Seriously, we need to stop the continuous increases and look for the root causes.
Why isn’t this ever talked about?
We’re seeing massive changes in the health and development of children, yet we do nothing to figure out why it’s happening.
In Wiltshire, in southern England, they’re planning for a $39M special school. The contractors are ‘delighted.’
Another special school is announced for Peterborough in eastern England, something that is pretty much routine in the news in the U.K.
The school itself would be limited to a maximum of 21 pupils, ranging from 9 to 19 years old…
Finally, in a bizarre letter to the editor in the Irish Times, a school principal in Mullah, Co Cavan, Ireland complained about the lack of special ed training mainstream teachers are given in college.
[T]eachers are not necessarily trained to work in special classes when they come out of college. This surely begs the question, why not?
Actually it begs the question: Why should mainstream teachers today have to be trained to work in special classes?
In schools today the reality is that regular ed is now special ed.
Principal Ronan MacNamara acknowledged that THERE ARE MORE DISABLED STUDENTS (but that’s not the problem, according to him).
[A]s the number of special classes soars, [there is] the very significant increase in pupils now accessing special class places….

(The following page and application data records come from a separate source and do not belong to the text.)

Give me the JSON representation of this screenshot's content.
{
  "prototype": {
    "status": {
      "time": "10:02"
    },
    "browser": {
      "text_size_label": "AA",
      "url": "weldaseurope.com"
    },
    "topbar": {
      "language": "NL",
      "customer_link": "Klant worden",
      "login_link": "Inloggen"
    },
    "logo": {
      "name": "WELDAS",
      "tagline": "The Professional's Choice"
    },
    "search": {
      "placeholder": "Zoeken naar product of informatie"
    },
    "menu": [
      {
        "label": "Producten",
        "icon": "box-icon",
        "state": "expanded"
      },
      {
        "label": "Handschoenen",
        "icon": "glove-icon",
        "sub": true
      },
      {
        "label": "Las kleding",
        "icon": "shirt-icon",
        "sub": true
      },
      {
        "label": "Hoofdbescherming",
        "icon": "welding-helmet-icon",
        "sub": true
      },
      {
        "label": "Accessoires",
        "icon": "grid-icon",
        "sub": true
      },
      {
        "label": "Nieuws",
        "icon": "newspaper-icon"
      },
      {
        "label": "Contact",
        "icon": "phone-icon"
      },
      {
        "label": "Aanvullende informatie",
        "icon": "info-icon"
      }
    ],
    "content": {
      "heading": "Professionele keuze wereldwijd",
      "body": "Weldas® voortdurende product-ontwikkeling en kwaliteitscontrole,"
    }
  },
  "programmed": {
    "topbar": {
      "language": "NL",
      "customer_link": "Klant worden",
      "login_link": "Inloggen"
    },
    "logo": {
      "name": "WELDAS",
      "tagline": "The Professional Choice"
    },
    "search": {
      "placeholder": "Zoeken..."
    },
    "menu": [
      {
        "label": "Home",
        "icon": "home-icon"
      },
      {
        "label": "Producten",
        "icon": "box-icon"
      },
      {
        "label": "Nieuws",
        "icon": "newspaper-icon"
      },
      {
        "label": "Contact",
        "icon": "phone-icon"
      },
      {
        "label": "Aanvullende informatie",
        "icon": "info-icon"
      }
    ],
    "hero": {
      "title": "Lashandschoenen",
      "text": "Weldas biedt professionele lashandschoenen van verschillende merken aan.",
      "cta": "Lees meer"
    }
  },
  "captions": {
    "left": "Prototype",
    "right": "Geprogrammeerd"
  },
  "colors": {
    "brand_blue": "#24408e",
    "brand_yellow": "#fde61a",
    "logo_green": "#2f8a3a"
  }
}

Young, aspiring teachers now spend four years attending the colleges of education. It is imperative that their training prepares them for working in our 21st-century inclusive education system.
The “very significant increase” is not a real concern. In fact, Principal MacNamara called the explosion in special ed “a most welcome development in Irish education.”
I have to end with that. At the same time the numbers and costs are unstoppable, educators and news reporters see no real problem. This scenario can continue forever, it seems. Celebrating neurodiversity will make it all go away.